Once you begin to realize that all oils aren't primarily lubricants and all olive oils aren't similar, much less generally the same, the door for application is now open and the world is your oyster - which coincidentally goes great with a nice peppery olive oil.
Yes, olive oil can be used as a simple dressing on salads. Yes, it can be appropriately paired with the right vinegar for an accent of flavor. But those two uses are about as easy and obvious as peanut butter with jelly.
The right olive oil can be perfect for accents and flavor. As a seasoning, a peppery olive oil and some citrus (lemons, perhaps) can be a fabulous replacement for traditional salt and pepper. That said, like I've detailed above, olive oil in general has a specific taste, and that taste can be integrated into almost any recipe to extend or accentuate umami flavors. Begin to expand your olive oil collection and think of them as separate seasonings with unique flavor profiles and uses.
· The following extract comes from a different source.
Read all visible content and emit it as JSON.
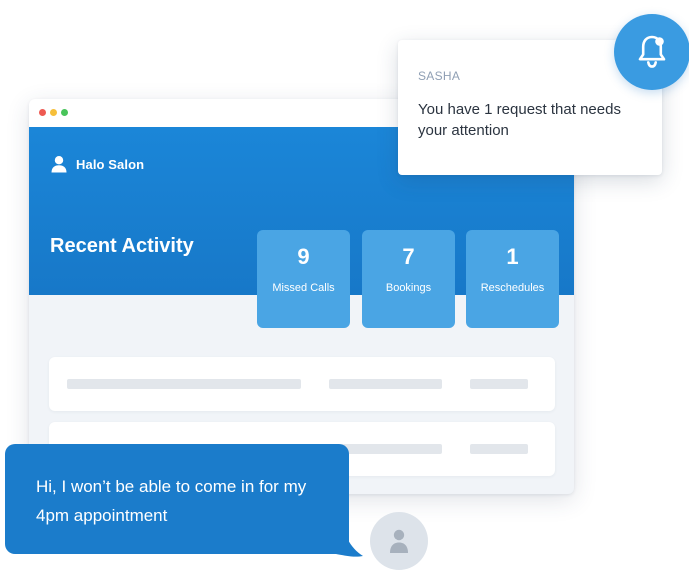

Okay, I think that's just about enough of that for a while. Here's your soapbox back, I broke it trying to stand on it.
Now back to finishing my literary dissection of the culinary foibles of Popeye and the perpetuated myths that canned spinach has any redeeming value whatsoever. Don't worry, I'll let you know when it gets published, it's a masterpiece.
Ben Vaughn is an award-winning chef and best-selling author, restaurateur, and television personality. You can find more of Ben's writings as a weekly columnist for the Las Vegas Sun, a weekly contributor to the Daily Meal, and on his website bvate.com.
Ben's newest book Southern Routes was released in 2015. Ben is also the host of the digital series The Breakfast Show on the Small Screen Network.
Follow on Twitter @benvaughn.